My theoretical orientation is an integrative approach that pulls strongly from experiential expressive therapies that incorporate the whole person. This means that I balance cognitive based skills building modalities with art, or somatic, based interventions aimed at addressing fundamental needs at a cognitive, physical, emotional, and spiritual level. Depending on the person I am working with, I may emphasize one modality over another to best meet what you are needing.
Art psychotherapy is used as a method to contact unknown, or unconscious, urges, needs, desires, or relational patterns that may be influencing current life events. It can also be utilized to develop strengths and resources that may be out of reach otherwise. Art-based interventions are utilized to support accessing emotional states in healthy ways, assessing what may be a beneficial direction to head in therapy, and to provide a concrete image of the “felt sense” of a problem or conflict. This image can then be altered, added to, or experimented with to practice new ways of relating to self, others, and image patterns. This internal process can often shift external life relationships as well. For more information about art therapy, feel free to check out the American Art Therapy Association’s website and/or the Art Therapy Association of Colorado’s website.

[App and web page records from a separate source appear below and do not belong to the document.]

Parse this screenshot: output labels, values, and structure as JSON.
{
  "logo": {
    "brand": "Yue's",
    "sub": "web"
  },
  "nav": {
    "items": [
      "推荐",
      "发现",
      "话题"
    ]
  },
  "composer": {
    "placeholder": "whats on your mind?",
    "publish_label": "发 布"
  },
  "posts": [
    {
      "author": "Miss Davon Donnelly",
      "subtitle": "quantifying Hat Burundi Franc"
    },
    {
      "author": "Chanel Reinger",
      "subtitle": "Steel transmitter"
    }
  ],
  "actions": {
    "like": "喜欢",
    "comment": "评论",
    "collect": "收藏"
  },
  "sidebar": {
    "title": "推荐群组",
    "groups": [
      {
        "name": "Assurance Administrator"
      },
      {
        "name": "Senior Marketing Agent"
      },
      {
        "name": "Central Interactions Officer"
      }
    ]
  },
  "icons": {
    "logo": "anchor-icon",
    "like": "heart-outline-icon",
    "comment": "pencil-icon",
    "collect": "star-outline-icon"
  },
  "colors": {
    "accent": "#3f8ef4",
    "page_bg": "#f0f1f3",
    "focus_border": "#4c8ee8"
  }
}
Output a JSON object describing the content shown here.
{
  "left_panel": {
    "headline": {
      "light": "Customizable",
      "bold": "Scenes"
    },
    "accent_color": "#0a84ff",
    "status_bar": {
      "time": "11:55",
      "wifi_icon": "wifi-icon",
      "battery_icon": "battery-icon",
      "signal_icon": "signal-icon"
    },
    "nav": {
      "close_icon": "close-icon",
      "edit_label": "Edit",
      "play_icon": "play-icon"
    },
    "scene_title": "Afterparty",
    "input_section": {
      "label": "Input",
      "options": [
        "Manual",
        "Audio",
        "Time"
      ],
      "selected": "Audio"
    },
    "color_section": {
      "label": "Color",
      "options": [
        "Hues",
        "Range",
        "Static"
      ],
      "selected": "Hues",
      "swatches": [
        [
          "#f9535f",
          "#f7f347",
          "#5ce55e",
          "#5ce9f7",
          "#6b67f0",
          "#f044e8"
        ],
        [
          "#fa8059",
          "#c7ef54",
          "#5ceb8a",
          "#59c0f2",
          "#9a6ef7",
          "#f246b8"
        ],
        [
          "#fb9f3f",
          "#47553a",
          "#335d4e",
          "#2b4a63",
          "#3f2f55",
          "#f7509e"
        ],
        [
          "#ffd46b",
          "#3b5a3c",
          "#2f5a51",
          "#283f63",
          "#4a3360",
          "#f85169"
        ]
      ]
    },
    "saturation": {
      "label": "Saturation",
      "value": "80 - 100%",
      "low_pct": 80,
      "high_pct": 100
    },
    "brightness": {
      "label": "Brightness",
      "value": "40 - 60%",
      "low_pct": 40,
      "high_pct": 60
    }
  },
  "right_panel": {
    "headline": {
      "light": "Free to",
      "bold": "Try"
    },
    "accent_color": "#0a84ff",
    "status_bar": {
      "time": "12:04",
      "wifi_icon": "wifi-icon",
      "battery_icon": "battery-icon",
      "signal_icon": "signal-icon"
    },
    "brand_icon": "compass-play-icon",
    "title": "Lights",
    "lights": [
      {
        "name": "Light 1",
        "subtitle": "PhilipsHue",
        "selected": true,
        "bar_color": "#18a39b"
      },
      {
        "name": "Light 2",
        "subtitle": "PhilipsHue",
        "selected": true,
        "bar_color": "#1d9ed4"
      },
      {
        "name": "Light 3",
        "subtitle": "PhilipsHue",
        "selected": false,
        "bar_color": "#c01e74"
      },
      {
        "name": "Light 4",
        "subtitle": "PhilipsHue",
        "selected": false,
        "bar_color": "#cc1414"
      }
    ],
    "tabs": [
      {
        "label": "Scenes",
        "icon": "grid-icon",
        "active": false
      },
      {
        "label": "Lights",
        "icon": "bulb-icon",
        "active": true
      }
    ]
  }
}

Somatic Psychotherapy- Sensorimotor Psychotherapy
Somatic-based interventions are utilized to support a greater sense of self or emotional awareness. Or, to support trauma resolution. These interventions may also be used to process an unresolved internal body memory or conflict that may be inhibiting further growth and expansion. Body-tracking modalities (mindfulness, Sensorimotor Psychotherapy, breathing practices, body scans, and similar “felt sense” approaches) are some of the ways that the body is used to support connecting to these internal sensations, identifying them, and moving through them in a supported gentle process. To learn about upcoming trainings and the modality, please see the Sensorimotor Psychotherapy website.
EMDR Therapy- Eye Movement Desensitization and Reprocessing
EMDR Therapy is an evidence-based therapeutic trauma treatment approach developed by Francine Shapiro. It is theorized that our brain and nervous system strive for integration and healing after trauma, though sometimes can become blocked in processing when overwhelmed (such as when a traumatic event occurs). EMDR Therapy is used to reactivate the nervous system in order to finish processing a trauma memory in a supported environment. The trauma memories can then be stored in a more adaptive manner, providing relief from ongoing disruptive trauma symptoms for many people. I completed my training with the Maiberger Institute in Colorado. The founder, Francine Shapiro, also provides an outline of the 8 phases of EMDR Therapy on her EMDR Therapy website.
Dialectical Behavior Therapy & Skills Building
Practical skills-based modalities are incorporated for individuals who are interested in gaining concrete interpersonal and emotional skills for improving their lives and relationships. Aiya is trained in dialectical behavior therapy, motivational interviewing, solution-focused brief counseling, and mindfulness-based interventions to support individuals in reducing life chaos, stress, and obtaining more fulfilling relationships dynamics. These skills are brought into long-term counseling as needed, often integrating the above modalities. Please note that Aiya does not offer DBT groups at this time.
Cultural Humility & Relevance in Relationship
Context is important within the process of psychotherapy. I understand that each individual is coming from a unique culture and background. This includes race, ethnicity, nationality, religious or spiritual beliefs, sexual orientation, gender identity, ability or disability, and socioeconomic status. I have been involved in multiple projects to promote inclusivity; continually educating myself on how these dynamics can influence the therapeutic relationship. I utilize “broaching” to discuss how these dynamics may be playing out in a person’s life. This involves an open conversation about fears, concerns, desires, and limitations in society, or therapy. I hold, that though I have specific psychotherapy training in modalities that are often useful for people of diverse backgrounds, each individual is an expert on his, her, or their own life circumstances. Collaboration and open conversations are important to build a trusting, safe, and accurately reflective therapeutic relationship.
With this being said, the therapeutic relationship is the most important factor in a successful outcome in psychotherapy. An optimistic, strengths based, relational approach is important to cultivate to allow for an experience of deep connection and healing. Humanistic perspectives believe that each individual has the capacity, desire, and urge to move towards (or uncover) whole-ness and health. I see that my work in this relationship is to support a person in accessing their own inner healing process and creating a space for this to unfold.